Pennsylvania, to his mother, Marguerite McLeod, and his father, Samuel Le Roy Barber. His father come from a long line of tradesman and professional relatives which, naturally, lead to his becoming of a physician. It would be his fathers hopes of Barber studying medicine at Princeton that would somewhat hinder his musical development at his early age. To his motherʼs family, on the other hand, music was familiar and quite important. His motherʼs sister, Louise Homer, not only gained reputation in the music world while singing solos in oratorios, eventually premiering operas at the Metropolitan,
and ending her long and successful career as one of the greatest American singers of her time, but also through her relationship and marriage to the composer Sidney Homer. His works are still ranked high among the American songs written during the ﬁrst quarter of this century. Barberʼs uncle would eventually encourage his efforts at composition, writing Barber letters of advice. ! It was not until Barber was at the age of six that he began playing the piano and

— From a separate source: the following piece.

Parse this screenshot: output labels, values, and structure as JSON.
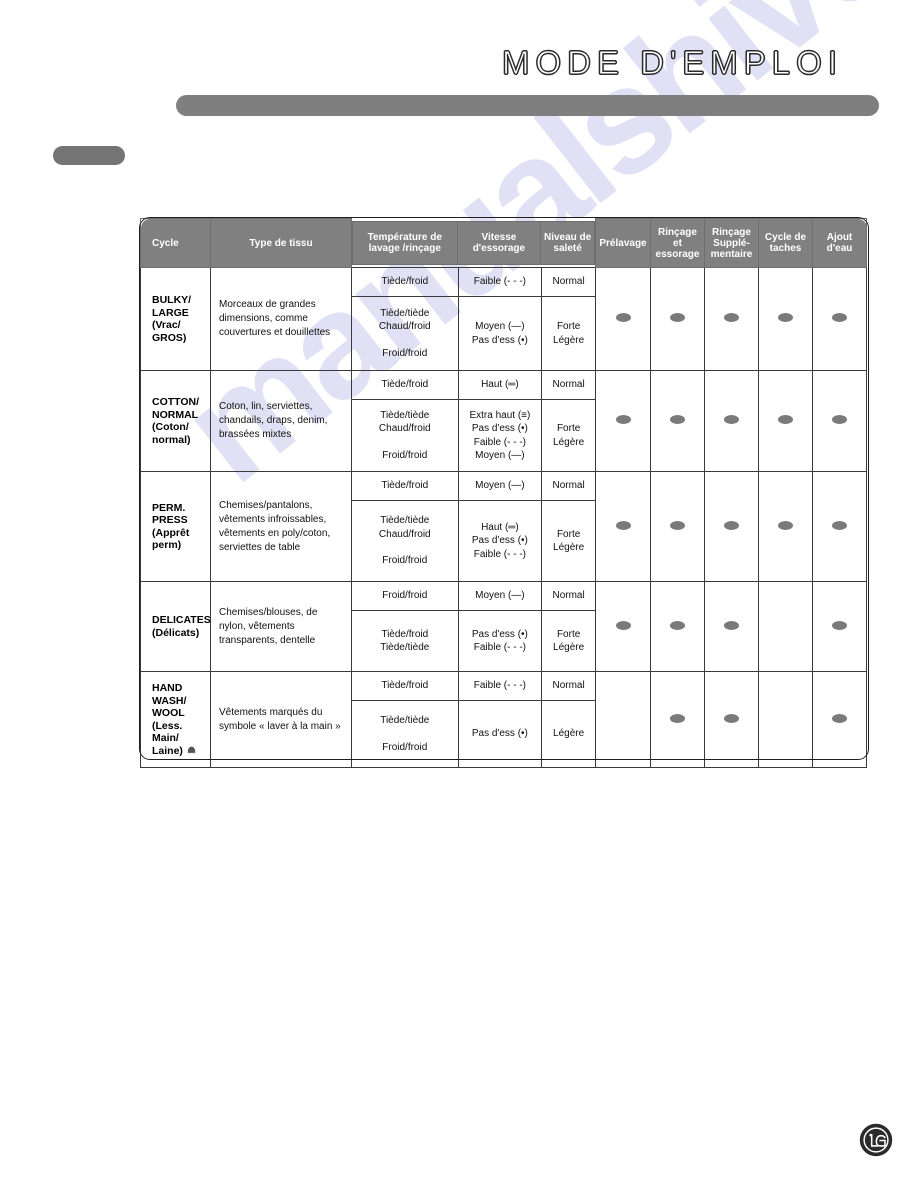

composing only a year later. At the time of this early musical development, neither his mother nor his father made any attempt to develop a possible prodigy. His mother, for one, did not encourage him to play the piano at all due to a distaste for amateur male pianists. For a year Barber was given cello lessons instead. A frequently referred to letter when discussing Barberʼs life, written by Barber to his mother, convinced her otherwise: ! ! ! ! ! ! ! ! Dear Mother: I have written this to tell you my worrying secret. Now donʼt cry when you read it because it is neither yours nor my fault. I suppose I will have to tell it now without any nonsense. To begin with I was not meant to be an athelet. I was meant to be a composer, and will be Iʼm sure. Iʼll ask you one more thing.—Donʼt ask me to try to forget this unpleasant thing and go play football. Please—Sometimes Iʼve been worrying about this so much that it makes me mad (not very) (Broder).
Much changed after his parents realized that Barberʼs interest in piano and composition were too strong to ignore. He was permitted to return to piano and began his ﬁrst studies under William Green, who remained Barberʼs teacher for six years. ! It was only at age 14 that Barberʼs talents began to be noticed. After playing
some of his music for Harold Randolph, the director of the Peabody Conservatory in Baltimore, Randolph advised him to leave school and devote all his time to piano and composition. Shortly after, Barber applied to the newly organized Curtis Institute for Music in Philadelphia, was accepted, and entered as part of its ﬁrst class. ! ! During the ﬁrst year of study at the Curtis Institute, his piano teacher wrote the
following about his progress: ! ! ! “Only fourteen. Technically not far...